▶ _EXERCISE_
When a line below contains the word "name", copy that line.

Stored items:
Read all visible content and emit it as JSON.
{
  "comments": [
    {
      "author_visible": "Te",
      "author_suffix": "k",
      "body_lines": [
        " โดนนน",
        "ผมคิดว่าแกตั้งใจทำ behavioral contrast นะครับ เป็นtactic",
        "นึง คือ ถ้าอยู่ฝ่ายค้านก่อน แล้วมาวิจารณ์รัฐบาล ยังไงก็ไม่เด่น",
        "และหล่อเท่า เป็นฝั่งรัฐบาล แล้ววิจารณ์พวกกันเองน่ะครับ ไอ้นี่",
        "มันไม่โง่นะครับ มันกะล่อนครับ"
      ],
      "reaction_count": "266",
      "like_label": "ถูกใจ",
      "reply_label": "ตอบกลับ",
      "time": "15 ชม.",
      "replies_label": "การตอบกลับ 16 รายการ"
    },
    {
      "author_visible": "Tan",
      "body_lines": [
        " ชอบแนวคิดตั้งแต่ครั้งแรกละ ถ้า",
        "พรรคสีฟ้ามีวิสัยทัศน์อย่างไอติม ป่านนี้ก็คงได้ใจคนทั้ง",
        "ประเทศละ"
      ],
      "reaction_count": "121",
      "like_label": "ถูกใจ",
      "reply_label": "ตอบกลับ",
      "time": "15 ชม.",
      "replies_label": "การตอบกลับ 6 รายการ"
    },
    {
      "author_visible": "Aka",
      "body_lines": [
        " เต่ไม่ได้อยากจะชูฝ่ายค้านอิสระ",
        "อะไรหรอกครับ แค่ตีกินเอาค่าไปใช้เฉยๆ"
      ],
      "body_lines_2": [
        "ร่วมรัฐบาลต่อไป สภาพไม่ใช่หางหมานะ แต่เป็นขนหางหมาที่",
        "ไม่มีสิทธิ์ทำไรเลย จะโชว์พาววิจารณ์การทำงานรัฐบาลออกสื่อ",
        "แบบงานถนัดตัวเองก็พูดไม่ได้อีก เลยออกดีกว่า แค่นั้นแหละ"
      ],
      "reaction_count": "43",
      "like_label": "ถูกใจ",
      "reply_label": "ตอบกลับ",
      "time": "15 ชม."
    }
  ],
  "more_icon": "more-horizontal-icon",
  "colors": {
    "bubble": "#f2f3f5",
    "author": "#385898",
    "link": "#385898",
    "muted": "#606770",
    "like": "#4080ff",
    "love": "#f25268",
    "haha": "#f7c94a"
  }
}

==

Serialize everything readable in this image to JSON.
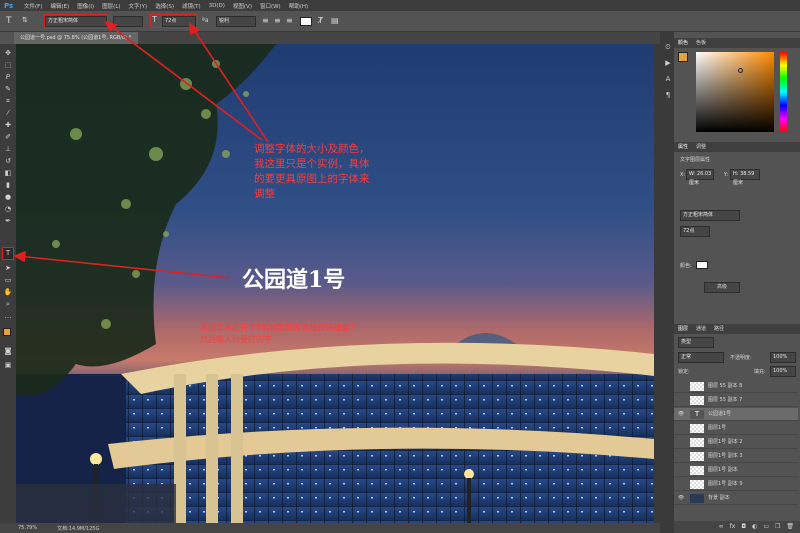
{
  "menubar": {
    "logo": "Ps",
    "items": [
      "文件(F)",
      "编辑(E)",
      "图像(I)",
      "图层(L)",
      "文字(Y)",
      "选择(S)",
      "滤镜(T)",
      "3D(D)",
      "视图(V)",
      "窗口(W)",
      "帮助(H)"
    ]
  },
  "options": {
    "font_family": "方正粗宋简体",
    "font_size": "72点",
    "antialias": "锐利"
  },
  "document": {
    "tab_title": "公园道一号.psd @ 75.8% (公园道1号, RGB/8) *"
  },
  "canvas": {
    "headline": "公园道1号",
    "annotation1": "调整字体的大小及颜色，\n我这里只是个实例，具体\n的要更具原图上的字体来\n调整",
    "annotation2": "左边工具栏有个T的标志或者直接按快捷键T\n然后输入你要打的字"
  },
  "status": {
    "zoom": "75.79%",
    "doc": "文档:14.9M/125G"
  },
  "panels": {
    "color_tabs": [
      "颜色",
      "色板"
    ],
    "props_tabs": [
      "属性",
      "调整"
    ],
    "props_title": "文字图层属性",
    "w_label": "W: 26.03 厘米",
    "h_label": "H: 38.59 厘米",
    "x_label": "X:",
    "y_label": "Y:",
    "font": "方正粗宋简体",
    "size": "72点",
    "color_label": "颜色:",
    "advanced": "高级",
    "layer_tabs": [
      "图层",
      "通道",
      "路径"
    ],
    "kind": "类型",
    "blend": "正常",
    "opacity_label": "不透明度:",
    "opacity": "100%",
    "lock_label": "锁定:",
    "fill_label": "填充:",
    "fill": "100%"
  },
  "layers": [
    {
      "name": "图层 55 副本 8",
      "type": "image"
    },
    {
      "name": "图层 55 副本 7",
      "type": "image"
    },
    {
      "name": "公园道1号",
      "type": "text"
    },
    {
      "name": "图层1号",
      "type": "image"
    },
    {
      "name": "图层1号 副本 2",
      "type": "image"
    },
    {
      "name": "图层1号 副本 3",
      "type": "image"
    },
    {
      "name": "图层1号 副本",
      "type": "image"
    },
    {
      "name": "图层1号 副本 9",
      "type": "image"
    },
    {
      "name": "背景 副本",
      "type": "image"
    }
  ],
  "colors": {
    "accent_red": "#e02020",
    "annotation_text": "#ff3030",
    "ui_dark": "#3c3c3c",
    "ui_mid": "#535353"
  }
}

▶ _RESPONSE_
      "name": "图层 55 副本 8",
      "name": "图层 55 副本 7",
      "name": "公园道1号",
      "name": "图层1号",
      "name": "图层1号 副本 2",
      "name": "图层1号 副本 3",
      "name": "图层1号 副本",
      "name": "图层1号 副本 9",
      "name": "背景 副本",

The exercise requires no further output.